### YOUR INSTRUCTIONS
Find each line below containing the word "YMAL" and copy it.
(DATA)
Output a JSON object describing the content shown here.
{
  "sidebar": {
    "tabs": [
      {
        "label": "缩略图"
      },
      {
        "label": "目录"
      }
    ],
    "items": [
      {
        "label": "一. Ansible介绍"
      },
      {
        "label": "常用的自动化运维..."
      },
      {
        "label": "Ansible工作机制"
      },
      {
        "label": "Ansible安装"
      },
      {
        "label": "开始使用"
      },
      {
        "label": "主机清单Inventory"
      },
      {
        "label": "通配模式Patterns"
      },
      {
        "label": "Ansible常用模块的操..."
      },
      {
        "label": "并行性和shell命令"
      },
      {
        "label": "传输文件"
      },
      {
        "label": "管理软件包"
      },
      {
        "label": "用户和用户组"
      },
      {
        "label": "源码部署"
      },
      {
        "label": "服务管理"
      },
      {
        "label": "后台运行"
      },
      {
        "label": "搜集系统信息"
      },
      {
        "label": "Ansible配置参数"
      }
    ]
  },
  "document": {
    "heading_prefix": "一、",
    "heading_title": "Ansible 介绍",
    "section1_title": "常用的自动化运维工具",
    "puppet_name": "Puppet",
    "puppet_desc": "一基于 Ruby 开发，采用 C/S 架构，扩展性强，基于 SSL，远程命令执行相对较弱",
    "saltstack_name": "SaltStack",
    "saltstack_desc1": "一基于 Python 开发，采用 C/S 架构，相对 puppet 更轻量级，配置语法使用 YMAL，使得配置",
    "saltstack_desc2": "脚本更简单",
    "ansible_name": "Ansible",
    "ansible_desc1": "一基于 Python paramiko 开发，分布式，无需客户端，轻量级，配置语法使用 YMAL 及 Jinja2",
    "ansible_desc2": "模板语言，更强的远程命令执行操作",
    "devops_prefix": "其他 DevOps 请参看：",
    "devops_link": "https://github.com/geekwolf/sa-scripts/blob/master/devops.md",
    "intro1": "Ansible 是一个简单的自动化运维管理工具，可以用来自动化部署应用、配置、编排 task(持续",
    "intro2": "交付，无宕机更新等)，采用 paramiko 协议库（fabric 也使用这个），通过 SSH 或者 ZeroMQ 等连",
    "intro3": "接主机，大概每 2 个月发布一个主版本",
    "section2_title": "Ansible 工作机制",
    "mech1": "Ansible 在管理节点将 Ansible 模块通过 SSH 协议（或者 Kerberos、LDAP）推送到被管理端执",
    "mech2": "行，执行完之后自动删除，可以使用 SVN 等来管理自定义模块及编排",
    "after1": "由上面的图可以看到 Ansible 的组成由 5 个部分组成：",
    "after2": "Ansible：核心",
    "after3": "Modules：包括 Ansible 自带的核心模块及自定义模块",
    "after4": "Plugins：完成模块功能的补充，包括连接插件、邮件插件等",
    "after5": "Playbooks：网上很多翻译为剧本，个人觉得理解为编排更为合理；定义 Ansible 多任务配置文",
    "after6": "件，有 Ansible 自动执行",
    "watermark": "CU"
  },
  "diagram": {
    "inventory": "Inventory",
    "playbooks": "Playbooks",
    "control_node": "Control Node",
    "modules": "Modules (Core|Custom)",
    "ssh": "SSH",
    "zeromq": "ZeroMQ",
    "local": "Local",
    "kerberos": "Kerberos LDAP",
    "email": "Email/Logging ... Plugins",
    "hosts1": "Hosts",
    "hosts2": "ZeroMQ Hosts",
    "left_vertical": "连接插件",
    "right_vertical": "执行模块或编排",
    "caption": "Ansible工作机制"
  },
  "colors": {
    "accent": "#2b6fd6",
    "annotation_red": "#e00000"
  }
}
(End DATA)
### TASK SOLUTION
    "saltstack_desc1": "一基于 Python 开发，采用 C/S 架构，相对 puppet 更轻量级，配置语法使用 YMAL，使得配置",
    "ansible_desc1": "一基于 Python paramiko 开发，分布式，无需客户端，轻量级，配置语法使用 YMAL 及 Jinja2",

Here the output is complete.